PROBLEM DESCRIPTION - Return all lines of the listing below that carry the word "text".

TASK MATERIAL -
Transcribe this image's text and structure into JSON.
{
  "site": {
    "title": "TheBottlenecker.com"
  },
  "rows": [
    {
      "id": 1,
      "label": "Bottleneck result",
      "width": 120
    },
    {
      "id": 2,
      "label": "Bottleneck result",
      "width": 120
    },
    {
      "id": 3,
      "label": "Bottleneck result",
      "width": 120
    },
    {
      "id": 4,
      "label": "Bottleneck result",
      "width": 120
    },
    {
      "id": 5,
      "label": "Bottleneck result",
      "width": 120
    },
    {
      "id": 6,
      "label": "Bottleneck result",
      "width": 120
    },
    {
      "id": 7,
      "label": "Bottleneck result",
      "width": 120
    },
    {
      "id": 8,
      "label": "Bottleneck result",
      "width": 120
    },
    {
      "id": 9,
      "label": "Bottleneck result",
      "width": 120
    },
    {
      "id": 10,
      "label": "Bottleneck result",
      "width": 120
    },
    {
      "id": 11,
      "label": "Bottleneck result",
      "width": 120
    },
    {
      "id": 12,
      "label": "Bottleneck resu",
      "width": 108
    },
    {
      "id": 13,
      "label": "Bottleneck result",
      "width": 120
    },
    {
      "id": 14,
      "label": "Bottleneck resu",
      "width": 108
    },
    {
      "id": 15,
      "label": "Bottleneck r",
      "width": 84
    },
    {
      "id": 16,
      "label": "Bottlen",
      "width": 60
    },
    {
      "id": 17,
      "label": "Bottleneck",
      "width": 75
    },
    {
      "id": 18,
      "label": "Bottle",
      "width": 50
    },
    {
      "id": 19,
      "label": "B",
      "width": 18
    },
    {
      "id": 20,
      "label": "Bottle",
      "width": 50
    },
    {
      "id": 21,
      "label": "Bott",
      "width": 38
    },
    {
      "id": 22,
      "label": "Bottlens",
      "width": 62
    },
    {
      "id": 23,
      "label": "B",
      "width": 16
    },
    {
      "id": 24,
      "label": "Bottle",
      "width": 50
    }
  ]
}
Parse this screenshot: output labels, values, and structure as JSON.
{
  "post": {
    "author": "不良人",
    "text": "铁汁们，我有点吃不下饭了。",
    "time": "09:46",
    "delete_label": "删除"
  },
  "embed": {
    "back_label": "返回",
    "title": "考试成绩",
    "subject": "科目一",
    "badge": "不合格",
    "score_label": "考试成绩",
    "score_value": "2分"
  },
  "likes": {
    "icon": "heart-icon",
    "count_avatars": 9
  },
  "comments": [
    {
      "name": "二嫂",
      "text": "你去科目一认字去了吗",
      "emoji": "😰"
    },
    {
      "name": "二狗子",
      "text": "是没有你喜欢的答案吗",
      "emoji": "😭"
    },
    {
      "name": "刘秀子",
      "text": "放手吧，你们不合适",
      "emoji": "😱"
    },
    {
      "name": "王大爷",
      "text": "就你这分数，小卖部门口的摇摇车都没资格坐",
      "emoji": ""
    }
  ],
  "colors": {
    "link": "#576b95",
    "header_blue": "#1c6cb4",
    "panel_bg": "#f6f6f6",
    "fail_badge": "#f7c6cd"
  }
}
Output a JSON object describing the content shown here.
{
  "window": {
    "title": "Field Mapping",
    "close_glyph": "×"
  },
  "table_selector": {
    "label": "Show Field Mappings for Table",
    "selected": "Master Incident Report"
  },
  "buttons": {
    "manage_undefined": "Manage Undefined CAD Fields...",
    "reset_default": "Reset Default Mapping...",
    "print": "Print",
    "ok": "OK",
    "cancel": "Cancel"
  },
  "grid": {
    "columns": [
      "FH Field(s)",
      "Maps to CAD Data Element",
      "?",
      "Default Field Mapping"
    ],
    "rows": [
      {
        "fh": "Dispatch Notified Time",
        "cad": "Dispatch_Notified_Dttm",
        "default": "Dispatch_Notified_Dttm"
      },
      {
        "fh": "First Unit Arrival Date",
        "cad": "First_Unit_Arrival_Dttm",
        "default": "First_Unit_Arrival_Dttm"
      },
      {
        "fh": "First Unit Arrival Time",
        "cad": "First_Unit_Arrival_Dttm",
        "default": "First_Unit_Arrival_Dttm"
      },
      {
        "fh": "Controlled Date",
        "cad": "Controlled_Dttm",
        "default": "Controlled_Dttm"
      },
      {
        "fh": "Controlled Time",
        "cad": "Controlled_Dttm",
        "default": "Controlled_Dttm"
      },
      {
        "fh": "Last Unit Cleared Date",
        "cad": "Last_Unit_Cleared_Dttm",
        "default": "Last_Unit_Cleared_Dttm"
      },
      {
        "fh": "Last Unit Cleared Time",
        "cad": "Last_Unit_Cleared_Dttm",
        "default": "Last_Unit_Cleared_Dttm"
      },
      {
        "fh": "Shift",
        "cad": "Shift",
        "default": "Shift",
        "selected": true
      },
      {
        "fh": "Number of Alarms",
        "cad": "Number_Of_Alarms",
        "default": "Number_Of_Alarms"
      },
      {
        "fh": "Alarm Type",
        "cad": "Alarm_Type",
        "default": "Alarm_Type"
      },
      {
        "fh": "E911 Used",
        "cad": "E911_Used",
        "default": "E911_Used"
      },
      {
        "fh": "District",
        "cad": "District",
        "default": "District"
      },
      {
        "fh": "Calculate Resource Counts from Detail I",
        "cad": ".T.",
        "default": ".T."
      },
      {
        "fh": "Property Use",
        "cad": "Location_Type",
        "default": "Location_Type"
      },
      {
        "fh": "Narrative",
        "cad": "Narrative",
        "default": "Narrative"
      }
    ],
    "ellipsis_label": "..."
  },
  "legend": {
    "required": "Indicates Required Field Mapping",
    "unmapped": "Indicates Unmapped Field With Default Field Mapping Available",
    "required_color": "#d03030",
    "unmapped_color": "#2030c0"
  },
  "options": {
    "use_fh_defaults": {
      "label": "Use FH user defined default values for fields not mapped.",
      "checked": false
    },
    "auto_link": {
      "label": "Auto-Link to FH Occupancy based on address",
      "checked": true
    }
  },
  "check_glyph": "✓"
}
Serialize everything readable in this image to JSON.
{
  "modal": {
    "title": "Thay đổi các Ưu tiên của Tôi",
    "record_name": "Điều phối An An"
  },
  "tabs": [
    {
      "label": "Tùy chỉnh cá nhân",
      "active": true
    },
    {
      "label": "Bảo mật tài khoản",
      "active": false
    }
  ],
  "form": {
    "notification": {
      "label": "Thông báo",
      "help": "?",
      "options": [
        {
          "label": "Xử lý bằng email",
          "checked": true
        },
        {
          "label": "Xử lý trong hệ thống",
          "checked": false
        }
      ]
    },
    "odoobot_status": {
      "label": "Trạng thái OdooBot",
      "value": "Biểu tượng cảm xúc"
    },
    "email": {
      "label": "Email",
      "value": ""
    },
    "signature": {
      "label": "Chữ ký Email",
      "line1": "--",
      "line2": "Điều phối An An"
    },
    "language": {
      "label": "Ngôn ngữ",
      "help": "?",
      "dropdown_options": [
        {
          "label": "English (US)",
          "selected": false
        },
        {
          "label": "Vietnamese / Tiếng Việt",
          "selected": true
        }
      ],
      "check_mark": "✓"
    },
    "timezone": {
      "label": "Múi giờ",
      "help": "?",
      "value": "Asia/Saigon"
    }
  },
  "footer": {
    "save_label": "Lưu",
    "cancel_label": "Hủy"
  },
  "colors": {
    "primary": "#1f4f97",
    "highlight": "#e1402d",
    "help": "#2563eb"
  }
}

EXERCISE ANSWER -
Transcribe this image's text and structure into JSON.
    "text": "铁汁们，我有点吃不下饭了。",
      "text": "你去科目一认字去了吗",
      "text": "是没有你喜欢的答案吗",
      "text": "放手吧，你们不合适",
      "text": "就你这分数，小卖部门口的摇摇车都没资格坐",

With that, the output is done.